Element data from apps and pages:
━━━━━━━━━━
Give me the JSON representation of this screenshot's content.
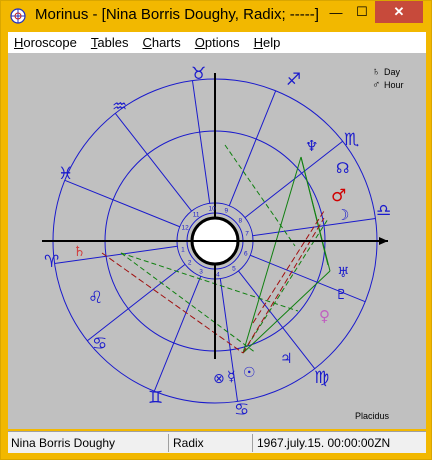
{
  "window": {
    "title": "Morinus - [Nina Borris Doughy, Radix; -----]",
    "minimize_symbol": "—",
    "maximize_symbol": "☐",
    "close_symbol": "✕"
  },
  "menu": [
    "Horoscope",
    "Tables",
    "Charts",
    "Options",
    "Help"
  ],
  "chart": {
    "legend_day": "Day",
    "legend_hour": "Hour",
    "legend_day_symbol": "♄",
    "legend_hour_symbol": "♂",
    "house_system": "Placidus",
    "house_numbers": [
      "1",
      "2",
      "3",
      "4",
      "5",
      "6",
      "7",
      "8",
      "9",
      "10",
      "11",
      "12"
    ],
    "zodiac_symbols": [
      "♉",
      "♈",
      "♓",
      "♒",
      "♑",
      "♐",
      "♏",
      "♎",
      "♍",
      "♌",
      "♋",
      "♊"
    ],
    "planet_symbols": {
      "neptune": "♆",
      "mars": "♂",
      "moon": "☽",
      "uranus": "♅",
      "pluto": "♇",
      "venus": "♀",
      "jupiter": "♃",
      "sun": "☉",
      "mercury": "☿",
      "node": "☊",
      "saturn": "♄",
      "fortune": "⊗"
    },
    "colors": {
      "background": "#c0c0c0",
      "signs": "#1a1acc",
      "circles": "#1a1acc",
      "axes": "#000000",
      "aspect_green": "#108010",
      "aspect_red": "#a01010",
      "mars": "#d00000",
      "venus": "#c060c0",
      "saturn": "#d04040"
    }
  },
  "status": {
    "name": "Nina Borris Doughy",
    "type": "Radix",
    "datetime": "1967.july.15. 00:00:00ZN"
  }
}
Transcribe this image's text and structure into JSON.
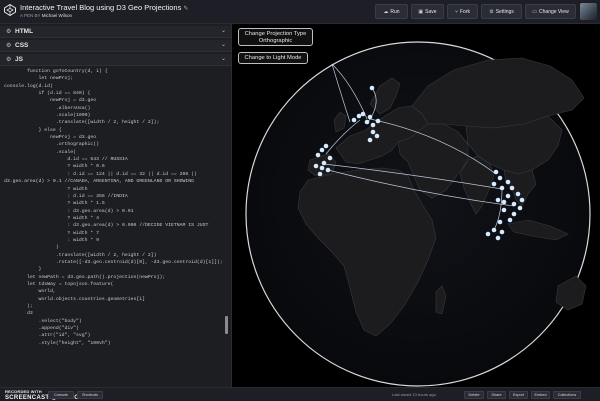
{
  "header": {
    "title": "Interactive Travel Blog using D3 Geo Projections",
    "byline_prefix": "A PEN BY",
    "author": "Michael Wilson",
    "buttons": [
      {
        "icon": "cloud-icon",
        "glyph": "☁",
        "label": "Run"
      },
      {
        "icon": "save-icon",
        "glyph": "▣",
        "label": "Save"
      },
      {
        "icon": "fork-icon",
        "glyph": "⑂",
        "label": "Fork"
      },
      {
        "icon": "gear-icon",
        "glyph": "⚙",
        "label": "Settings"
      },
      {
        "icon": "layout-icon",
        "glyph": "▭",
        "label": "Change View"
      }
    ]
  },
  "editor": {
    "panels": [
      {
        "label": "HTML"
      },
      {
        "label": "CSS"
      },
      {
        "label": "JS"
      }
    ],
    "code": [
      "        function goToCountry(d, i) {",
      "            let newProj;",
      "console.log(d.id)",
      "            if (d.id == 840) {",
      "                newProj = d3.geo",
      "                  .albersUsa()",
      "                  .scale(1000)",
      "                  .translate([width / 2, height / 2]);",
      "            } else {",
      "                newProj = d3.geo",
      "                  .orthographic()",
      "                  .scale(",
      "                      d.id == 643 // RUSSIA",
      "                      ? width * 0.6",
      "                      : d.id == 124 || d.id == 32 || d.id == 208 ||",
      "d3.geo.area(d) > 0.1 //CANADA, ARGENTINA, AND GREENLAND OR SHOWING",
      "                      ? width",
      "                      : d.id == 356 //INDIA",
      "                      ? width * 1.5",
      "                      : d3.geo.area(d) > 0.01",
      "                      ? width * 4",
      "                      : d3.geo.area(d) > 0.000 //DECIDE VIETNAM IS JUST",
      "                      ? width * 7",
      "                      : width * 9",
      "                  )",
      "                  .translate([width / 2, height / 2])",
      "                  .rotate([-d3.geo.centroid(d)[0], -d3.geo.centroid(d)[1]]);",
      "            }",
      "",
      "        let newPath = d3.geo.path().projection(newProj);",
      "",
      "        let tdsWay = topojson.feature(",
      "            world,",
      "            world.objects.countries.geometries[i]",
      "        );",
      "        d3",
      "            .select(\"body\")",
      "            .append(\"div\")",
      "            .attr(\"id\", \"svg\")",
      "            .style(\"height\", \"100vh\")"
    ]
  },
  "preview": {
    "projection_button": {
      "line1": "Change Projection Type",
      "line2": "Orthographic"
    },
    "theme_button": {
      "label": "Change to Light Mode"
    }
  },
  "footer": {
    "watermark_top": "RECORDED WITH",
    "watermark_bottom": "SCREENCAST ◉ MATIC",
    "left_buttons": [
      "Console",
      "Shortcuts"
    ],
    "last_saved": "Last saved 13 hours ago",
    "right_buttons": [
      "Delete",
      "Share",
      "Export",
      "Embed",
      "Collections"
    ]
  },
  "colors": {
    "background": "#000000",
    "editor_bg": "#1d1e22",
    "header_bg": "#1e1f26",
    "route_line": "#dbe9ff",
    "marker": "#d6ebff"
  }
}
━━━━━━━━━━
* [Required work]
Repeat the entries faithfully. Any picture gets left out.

* [Answer to this exercise]
Give me the JSON representation of this screenshot's content.
{
  "window": {
    "title": "Morinus - [Nina Borris Doughy, Radix; -----]",
    "minimize_symbol": "—",
    "maximize_symbol": "☐",
    "close_symbol": "✕"
  },
  "menu": [
    "Horoscope",
    "Tables",
    "Charts",
    "Options",
    "Help"
  ],
  "chart": {
    "legend_day": "Day",
    "legend_hour": "Hour",
    "legend_day_symbol": "♄",
    "legend_hour_symbol": "♂",
    "house_system": "Placidus",
    "house_numbers": [
      "1",
      "2",
      "3",
      "4",
      "5",
      "6",
      "7",
      "8",
      "9",
      "10",
      "11",
      "12"
    ],
    "zodiac_symbols": [
      "♉",
      "♈",
      "♓",
      "♒",
      "♑",
      "♐",
      "♏",
      "♎",
      "♍",
      "♌",
      "♋",
      "♊"
    ],
    "planet_symbols": {
      "neptune": "♆",
      "mars": "♂",
      "moon": "☽",
      "uranus": "♅",
      "pluto": "♇",
      "venus": "♀",
      "jupiter": "♃",
      "sun": "☉",
      "mercury": "☿",
      "node": "☊",
      "saturn": "♄",
      "fortune": "⊗"
    },
    "colors": {
      "background": "#c0c0c0",
      "signs": "#1a1acc",
      "circles": "#1a1acc",
      "axes": "#000000",
      "aspect_green": "#108010",
      "aspect_red": "#a01010",
      "mars": "#d00000",
      "venus": "#c060c0",
      "saturn": "#d04040"
    }
  },
  "status": {
    "name": "Nina Borris Doughy",
    "type": "Radix",
    "datetime": "1967.july.15. 00:00:00ZN"
  }
}
Transcribe this image's text and structure into JSON.
{
  "header": {
    "title": "Interactive Travel Blog using D3 Geo Projections",
    "byline_prefix": "A PEN BY",
    "author": "Michael Wilson",
    "buttons": [
      {
        "icon": "cloud-icon",
        "glyph": "☁",
        "label": "Run"
      },
      {
        "icon": "save-icon",
        "glyph": "▣",
        "label": "Save"
      },
      {
        "icon": "fork-icon",
        "glyph": "⑂",
        "label": "Fork"
      },
      {
        "icon": "gear-icon",
        "glyph": "⚙",
        "label": "Settings"
      },
      {
        "icon": "layout-icon",
        "glyph": "▭",
        "label": "Change View"
      }
    ]
  },
  "editor": {
    "panels": [
      {
        "label": "HTML"
      },
      {
        "label": "CSS"
      },
      {
        "label": "JS"
      }
    ],
    "code": [
      "        function goToCountry(d, i) {",
      "            let newProj;",
      "console.log(d.id)",
      "            if (d.id == 840) {",
      "                newProj = d3.geo",
      "                  .albersUsa()",
      "                  .scale(1000)",
      "                  .translate([width / 2, height / 2]);",
      "            } else {",
      "                newProj = d3.geo",
      "                  .orthographic()",
      "                  .scale(",
      "                      d.id == 643 // RUSSIA",
      "                      ? width * 0.6",
      "                      : d.id == 124 || d.id == 32 || d.id == 208 ||",
      "d3.geo.area(d) > 0.1 //CANADA, ARGENTINA, AND GREENLAND OR SHOWING",
      "                      ? width",
      "                      : d.id == 356 //INDIA",
      "                      ? width * 1.5",
      "                      : d3.geo.area(d) > 0.01",
      "                      ? width * 4",
      "                      : d3.geo.area(d) > 0.000 //DECIDE VIETNAM IS JUST",
      "                      ? width * 7",
      "                      : width * 9",
      "                  )",
      "                  .translate([width / 2, height / 2])",
      "                  .rotate([-d3.geo.centroid(d)[0], -d3.geo.centroid(d)[1]]);",
      "            }",
      "",
      "        let newPath = d3.geo.path().projection(newProj);",
      "",
      "        let tdsWay = topojson.feature(",
      "            world,",
      "            world.objects.countries.geometries[i]",
      "        );",
      "        d3",
      "            .select(\"body\")",
      "            .append(\"div\")",
      "            .attr(\"id\", \"svg\")",
      "            .style(\"height\", \"100vh\")"
    ]
  },
  "preview": {
    "projection_button": {
      "line1": "Change Projection Type",
      "line2": "Orthographic"
    },
    "theme_button": {
      "label": "Change to Light Mode"
    }
  },
  "footer": {
    "watermark_top": "RECORDED WITH",
    "watermark_bottom": "SCREENCAST ◉ MATIC",
    "left_buttons": [
      "Console",
      "Shortcuts"
    ],
    "last_saved": "Last saved 13 hours ago",
    "right_buttons": [
      "Delete",
      "Share",
      "Export",
      "Embed",
      "Collections"
    ]
  },
  "colors": {
    "background": "#000000",
    "editor_bg": "#1d1e22",
    "header_bg": "#1e1f26",
    "route_line": "#dbe9ff",
    "marker": "#d6ebff"
  }
}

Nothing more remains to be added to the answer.